The final turf fixture of the British racing season at Doncaster has been engulfed by sadness as people struggle to come to terms with jockey Freddy Tylicki’s paralysis.
Tylicki has been told by doctors he has a T7 paralysis, meaning he has movement in the upper half of his body but not the lower, after he sustained spinal injuries in a fall at Kempton last Monday.
St Leger-winning jockey George Baker summed up the whole mood at Doncaster.
“It’s devastating news,” Baker said.
“We had an idea it wasn’t going to be good news the longer the week went on, but when it was finally confirmed, it still hit us hard.
“The weighing room is a very sombre place at the moment, we’re all still in shock.
“Our thoughts are obviously with Freddy and his family.
“I’m sure we’ll all rally around and try to keep his spirits up.”
Former trainer Jack Berry, the mastermind behind the new jockeys’ rehabilitation centre in Malton, Jack Berry House, said: “It’s desperate news.
“He’s a cracking kid, always very cheerful, and he’d made a huge breakthrough this year, riding two Group One winners for James Fanshawe.
“The one small consolation is that he’ll be very well looked after by the Injured Jockeys Fund.
“It’s a very strange atmosphere here.”
The Professional Jockeys Association said it would give Tylicki as “much support” as possible.
“The weighing room will be behind Freddy and his family and we are wishing him all the best,” PJA executive director Dale Gibson told At The Races:

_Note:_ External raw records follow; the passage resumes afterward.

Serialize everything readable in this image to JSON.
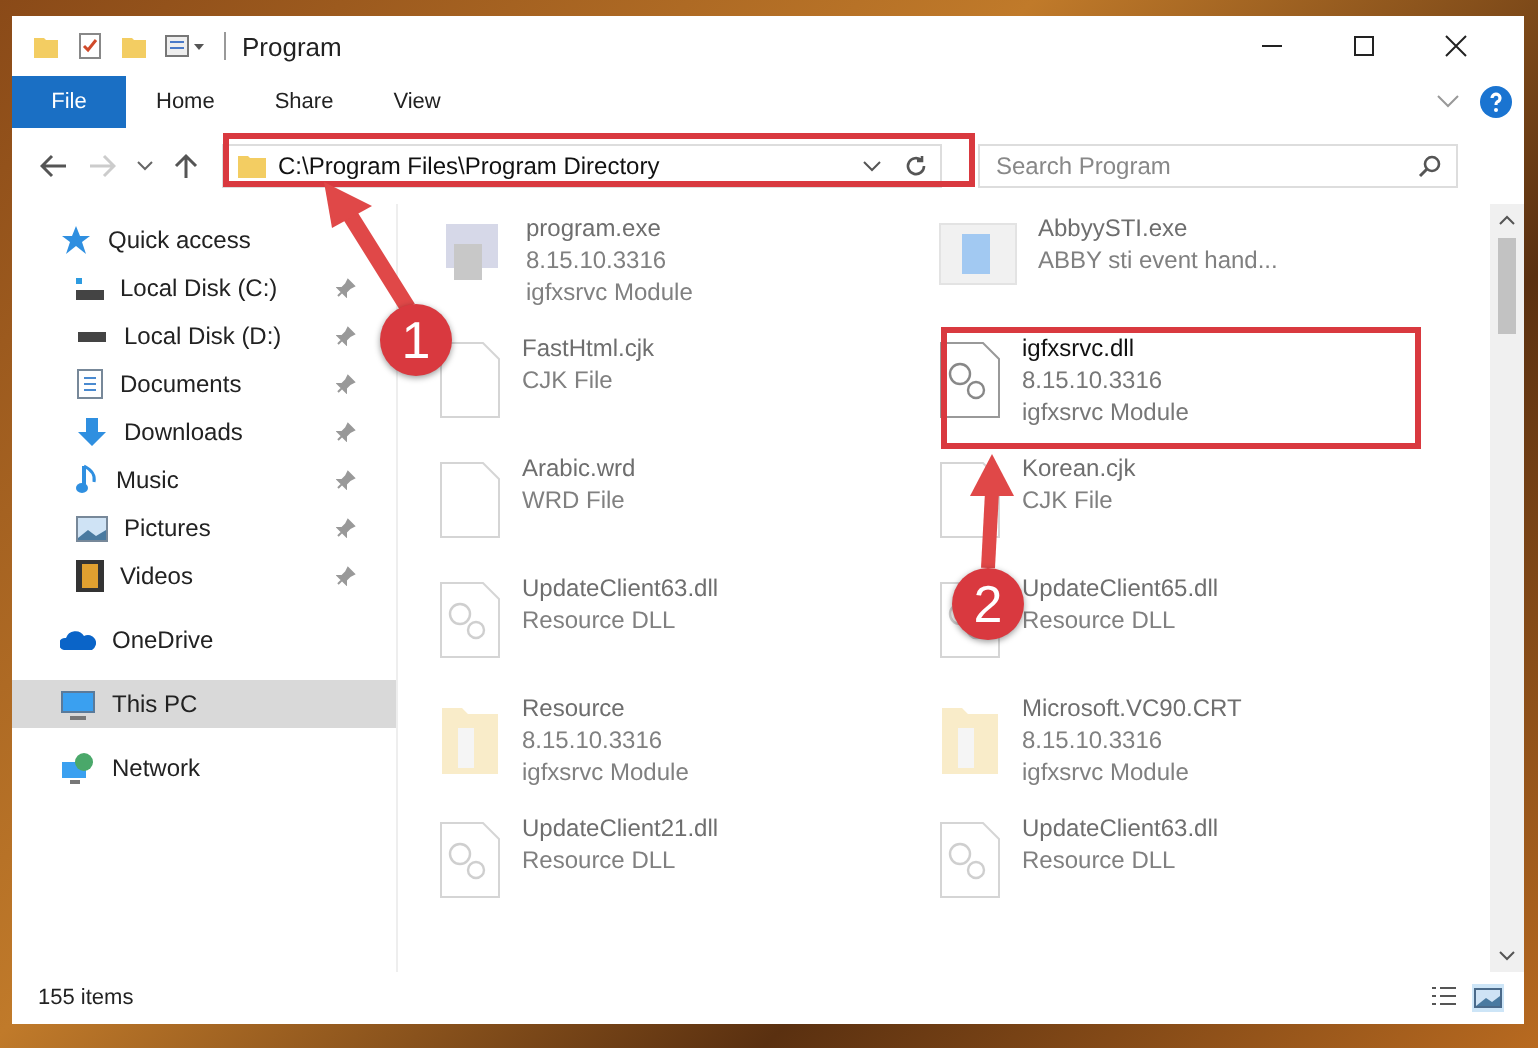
{
  "window": {
    "title": "Program"
  },
  "ribbon_tabs": [
    {
      "label": "File",
      "selected": true
    },
    {
      "label": "Home",
      "selected": false
    },
    {
      "label": "Share",
      "selected": false
    },
    {
      "label": "View",
      "selected": false
    }
  ],
  "navigation": {
    "back_disabled": false,
    "forward_disabled": true
  },
  "address_bar": {
    "path": "C:\\Program Files\\Program Directory"
  },
  "search": {
    "placeholder": "Search Program"
  },
  "sidebar": {
    "items": [
      {
        "label": "Quick access",
        "kind": "star",
        "selected": false,
        "children": [
          {
            "label": "Local Disk (C:)",
            "kind": "drive-c",
            "selected": false,
            "pinned": true
          },
          {
            "label": "Local Disk (D:)",
            "kind": "drive",
            "selected": false,
            "pinned": true
          },
          {
            "label": "Documents",
            "kind": "document",
            "selected": false,
            "pinned": true
          },
          {
            "label": "Downloads",
            "kind": "download",
            "selected": false,
            "pinned": true
          },
          {
            "label": "Music",
            "kind": "music",
            "selected": false,
            "pinned": true
          },
          {
            "label": "Pictures",
            "kind": "picture",
            "selected": false,
            "pinned": true
          },
          {
            "label": "Videos",
            "kind": "video",
            "selected": false,
            "pinned": true
          }
        ]
      },
      {
        "label": "OneDrive",
        "kind": "cloud",
        "selected": false
      },
      {
        "label": "This PC",
        "kind": "pc",
        "selected": true
      },
      {
        "label": "Network",
        "kind": "network",
        "selected": false
      }
    ]
  },
  "files": [
    {
      "name": "program.exe",
      "details": [
        "8.15.10.3316",
        "igfxsrvc Module"
      ],
      "kind": "exe",
      "emphasized": false
    },
    {
      "name": "AbbyySTI.exe",
      "details": [
        "ABBY sti event hand..."
      ],
      "kind": "app",
      "emphasized": false
    },
    {
      "name": "FastHtml.cjk",
      "details": [
        "CJK File"
      ],
      "kind": "file",
      "emphasized": false
    },
    {
      "name": "igfxsrvc.dll",
      "details": [
        "8.15.10.3316",
        "igfxsrvc Module"
      ],
      "kind": "dll",
      "emphasized": true
    },
    {
      "name": "Arabic.wrd",
      "details": [
        "WRD File"
      ],
      "kind": "file",
      "emphasized": false
    },
    {
      "name": "Korean.cjk",
      "details": [
        "CJK File"
      ],
      "kind": "file",
      "emphasized": false
    },
    {
      "name": "UpdateClient63.dll",
      "details": [
        "Resource DLL"
      ],
      "kind": "dll",
      "emphasized": false
    },
    {
      "name": "UpdateClient65.dll",
      "details": [
        "Resource DLL"
      ],
      "kind": "dll",
      "emphasized": false
    },
    {
      "name": "Resource",
      "details": [
        "8.15.10.3316",
        "igfxsrvc Module"
      ],
      "kind": "folder",
      "emphasized": false
    },
    {
      "name": "Microsoft.VC90.CRT",
      "details": [
        "8.15.10.3316",
        "igfxsrvc Module"
      ],
      "kind": "folder",
      "emphasized": false
    },
    {
      "name": "UpdateClient21.dll",
      "details": [
        "Resource DLL"
      ],
      "kind": "dll",
      "emphasized": false
    },
    {
      "name": "UpdateClient63.dll",
      "details": [
        "Resource DLL"
      ],
      "kind": "dll",
      "emphasized": false
    }
  ],
  "status_bar": {
    "item_count": "155 items",
    "views": [
      {
        "kind": "details",
        "selected": false
      },
      {
        "kind": "large-icons",
        "selected": true
      }
    ]
  },
  "annotations": [
    {
      "label": "1"
    },
    {
      "label": "2"
    }
  ]
}
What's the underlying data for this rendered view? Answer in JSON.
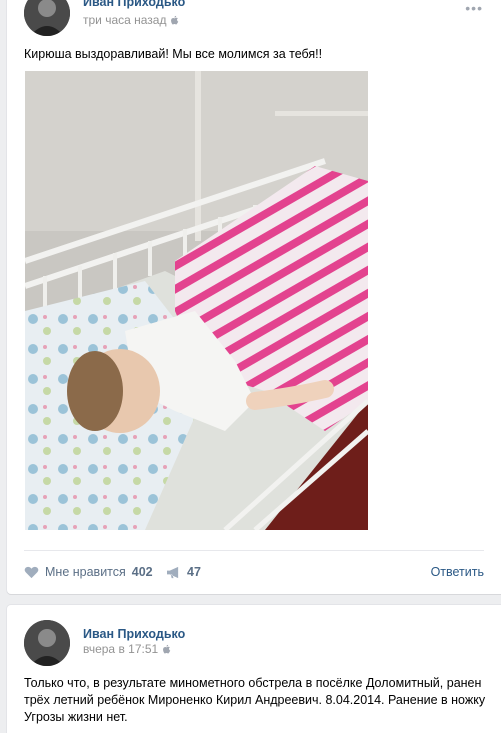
{
  "post1": {
    "author": "Иван Приходько",
    "time": "три часа назад",
    "text": "Кирюша выздоравливай! Мы все молимся за тебя!!",
    "likes_label": "Мне нравится",
    "likes_count": "402",
    "shares_count": "47",
    "reply_label": "Ответить"
  },
  "post2": {
    "author": "Иван Приходько",
    "time": "вчера в 17:51",
    "text_line1": "Только что, в результате минометного обстрела в посёлке Доломитный, ранен",
    "text_line2": "трёх летний ребёнок Мироненко Кирил Андреевич. 8.04.2014. Ранение в ножку",
    "text_line3": "Угрозы жизни нет."
  },
  "colors": {
    "link": "#2a5885",
    "muted": "#939393",
    "action": "#5b6f86",
    "background": "#edeef0"
  },
  "icons": [
    "more-icon",
    "apple-icon",
    "heart-icon",
    "megaphone-icon"
  ]
}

“He will have significant support from the IJF (Injured Jockeys Fund), the PJA and the wider industry.
“The jockeys have been absolutely superb with their support in such a small space of time.
“He was a genuinely likeable and popular figure in the weighing room.
“We’re just hoping his positivity and that strong-willed character can continue for the weeks and months ahead.”